Is Your Case Closed after the Discharge?
The discharge typically occurs after your trustee has a chance to review your assets and debts and steps are taken to reduce the amount of debt that is owed to your creditors.
If you're considering filing for bankruptcy, do it now and start getting the benefits. You're tired of receiving calls and notices from creditors and bill collectors. Give yourself a break from that and get in touch with a bankruptcy attorney. They will walk you through the steps and you'll start feeling some relief. Here are some good reasons to stop waiting and file right now.
You Can Stop Worrying about the Actual Filing
While many people see bankruptcy as a careless disregard for financial responsibility, in reality it is more an act of sheer desperation. This is not a decision to be taken lightly, and you are likely in dire straits to consider bankruptcy as a solution. Being threatened with the loss of basic human necessities such as housing, home heating and transportation can be a major motivational factor for filing bankruptcy.

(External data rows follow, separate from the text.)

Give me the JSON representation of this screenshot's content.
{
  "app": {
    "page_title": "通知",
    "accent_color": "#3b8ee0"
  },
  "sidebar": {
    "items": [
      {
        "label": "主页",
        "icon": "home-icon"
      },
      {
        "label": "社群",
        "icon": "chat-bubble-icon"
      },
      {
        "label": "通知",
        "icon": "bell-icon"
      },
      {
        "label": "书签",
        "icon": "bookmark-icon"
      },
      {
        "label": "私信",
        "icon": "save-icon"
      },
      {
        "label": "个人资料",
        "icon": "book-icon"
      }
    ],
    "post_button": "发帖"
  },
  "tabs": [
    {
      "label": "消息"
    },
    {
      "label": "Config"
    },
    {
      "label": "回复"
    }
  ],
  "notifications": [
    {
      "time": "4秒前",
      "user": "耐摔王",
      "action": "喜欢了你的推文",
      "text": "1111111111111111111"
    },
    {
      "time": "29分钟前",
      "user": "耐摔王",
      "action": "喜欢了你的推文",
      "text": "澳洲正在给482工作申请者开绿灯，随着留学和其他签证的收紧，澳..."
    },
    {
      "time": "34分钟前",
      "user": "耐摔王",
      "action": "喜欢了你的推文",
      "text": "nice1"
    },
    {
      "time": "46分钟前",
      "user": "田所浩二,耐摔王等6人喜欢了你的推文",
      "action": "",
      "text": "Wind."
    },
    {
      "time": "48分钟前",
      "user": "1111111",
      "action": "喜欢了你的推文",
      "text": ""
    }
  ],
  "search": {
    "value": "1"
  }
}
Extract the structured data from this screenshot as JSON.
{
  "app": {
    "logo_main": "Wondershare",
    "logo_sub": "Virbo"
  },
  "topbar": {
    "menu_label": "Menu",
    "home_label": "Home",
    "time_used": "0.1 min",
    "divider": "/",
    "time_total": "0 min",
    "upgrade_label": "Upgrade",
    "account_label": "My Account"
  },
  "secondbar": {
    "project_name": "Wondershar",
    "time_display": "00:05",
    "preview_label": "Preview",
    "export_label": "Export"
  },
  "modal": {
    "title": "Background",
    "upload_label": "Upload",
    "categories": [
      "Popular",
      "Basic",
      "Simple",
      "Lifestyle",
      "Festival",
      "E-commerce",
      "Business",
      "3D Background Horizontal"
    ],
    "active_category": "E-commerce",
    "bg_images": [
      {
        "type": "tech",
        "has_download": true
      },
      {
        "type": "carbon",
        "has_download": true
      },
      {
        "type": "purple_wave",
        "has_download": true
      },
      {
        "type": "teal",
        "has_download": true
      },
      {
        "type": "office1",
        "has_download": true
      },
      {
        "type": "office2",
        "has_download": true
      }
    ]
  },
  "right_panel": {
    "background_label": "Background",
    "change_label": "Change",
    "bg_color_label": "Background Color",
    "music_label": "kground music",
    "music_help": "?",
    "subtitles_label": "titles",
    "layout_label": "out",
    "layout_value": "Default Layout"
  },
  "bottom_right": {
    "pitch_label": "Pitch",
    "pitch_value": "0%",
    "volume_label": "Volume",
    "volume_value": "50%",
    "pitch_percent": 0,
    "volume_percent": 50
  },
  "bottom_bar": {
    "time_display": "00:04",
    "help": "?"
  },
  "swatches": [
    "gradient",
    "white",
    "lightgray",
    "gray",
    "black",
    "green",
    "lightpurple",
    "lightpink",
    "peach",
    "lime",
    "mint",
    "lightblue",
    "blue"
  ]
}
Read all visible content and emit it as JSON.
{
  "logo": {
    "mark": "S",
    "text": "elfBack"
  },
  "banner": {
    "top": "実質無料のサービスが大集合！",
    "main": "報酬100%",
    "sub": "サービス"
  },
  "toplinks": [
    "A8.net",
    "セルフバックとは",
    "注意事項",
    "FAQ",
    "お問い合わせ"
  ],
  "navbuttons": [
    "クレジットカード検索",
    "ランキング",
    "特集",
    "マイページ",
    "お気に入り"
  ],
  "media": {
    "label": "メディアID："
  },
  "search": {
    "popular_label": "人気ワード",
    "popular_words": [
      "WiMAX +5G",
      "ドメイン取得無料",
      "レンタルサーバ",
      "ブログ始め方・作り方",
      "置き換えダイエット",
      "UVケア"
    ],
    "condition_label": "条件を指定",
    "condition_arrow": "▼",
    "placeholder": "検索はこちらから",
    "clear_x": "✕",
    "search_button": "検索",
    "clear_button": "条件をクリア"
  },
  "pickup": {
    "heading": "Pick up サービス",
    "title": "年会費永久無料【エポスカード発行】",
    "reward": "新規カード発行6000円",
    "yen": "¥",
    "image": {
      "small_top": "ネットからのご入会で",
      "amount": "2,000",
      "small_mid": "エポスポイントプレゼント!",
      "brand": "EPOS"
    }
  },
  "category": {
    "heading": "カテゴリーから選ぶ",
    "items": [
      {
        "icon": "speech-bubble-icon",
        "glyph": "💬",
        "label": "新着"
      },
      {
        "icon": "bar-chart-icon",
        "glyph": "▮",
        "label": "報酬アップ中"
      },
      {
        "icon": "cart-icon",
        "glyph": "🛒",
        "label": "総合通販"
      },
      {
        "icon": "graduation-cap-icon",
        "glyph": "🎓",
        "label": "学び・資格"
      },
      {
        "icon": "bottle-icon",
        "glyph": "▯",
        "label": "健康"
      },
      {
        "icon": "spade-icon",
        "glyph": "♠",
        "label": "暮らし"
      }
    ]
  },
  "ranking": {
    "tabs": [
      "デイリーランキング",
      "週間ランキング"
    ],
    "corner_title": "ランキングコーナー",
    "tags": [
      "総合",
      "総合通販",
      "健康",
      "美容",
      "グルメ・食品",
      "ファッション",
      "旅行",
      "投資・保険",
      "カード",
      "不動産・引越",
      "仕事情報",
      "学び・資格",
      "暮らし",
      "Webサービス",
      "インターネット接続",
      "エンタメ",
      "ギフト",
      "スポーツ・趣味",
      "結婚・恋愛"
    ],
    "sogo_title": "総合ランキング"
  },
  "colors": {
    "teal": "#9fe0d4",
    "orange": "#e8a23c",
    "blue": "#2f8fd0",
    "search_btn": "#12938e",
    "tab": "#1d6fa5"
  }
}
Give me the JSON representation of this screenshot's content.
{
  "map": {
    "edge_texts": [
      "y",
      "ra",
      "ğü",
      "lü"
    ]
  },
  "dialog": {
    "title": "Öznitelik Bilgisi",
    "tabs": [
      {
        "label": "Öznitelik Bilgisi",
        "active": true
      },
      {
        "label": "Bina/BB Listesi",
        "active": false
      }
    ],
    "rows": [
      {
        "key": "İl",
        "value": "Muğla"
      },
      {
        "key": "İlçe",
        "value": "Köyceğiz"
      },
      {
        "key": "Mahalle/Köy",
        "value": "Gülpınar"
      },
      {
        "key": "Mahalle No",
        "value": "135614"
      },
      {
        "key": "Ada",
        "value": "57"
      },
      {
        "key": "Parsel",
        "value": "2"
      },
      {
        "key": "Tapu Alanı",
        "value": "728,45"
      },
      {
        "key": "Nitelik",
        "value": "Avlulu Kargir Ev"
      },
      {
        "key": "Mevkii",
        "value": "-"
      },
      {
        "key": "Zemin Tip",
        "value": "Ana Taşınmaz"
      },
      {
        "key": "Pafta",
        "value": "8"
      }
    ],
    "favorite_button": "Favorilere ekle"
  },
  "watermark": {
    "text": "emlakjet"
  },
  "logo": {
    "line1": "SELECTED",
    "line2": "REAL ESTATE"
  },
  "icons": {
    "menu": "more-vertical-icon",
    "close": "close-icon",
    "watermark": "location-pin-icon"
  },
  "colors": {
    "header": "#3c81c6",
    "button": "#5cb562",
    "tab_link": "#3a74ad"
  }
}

Bankruptcy is the hoped-for relief when you are about to lose almost everything, and an efficient and effective method of holding off the creditors who are hounding you night and day.
Filing for bankruptcy may seem like a pretty easy task. You fill out a few forms, submit them to the courts, and then your debts are forgiven. Unfortunately, it's not quite that simple. The bankruptcy laws have changed so much that filing without an attorney can end up costing you dearly. Here are just a few of the reasons why filing for bankruptcy without an attorney may be a big mistake.
The terms of a chapter 13 bankruptcy agreement will have a strict repayment schedule that you'll need to adhere to, and they'll have potentially severe consequences should you fail to make your required monthly payments. Making each payment can be difficult, however, especially when you face an unexpected expense, like a major car repair. There may be hope, despite what the terms of your bankruptcy state, however. If your automobile breaks down and you won't be able to pay your creditors, talk with your trustee and see if the payment schedule can be extended.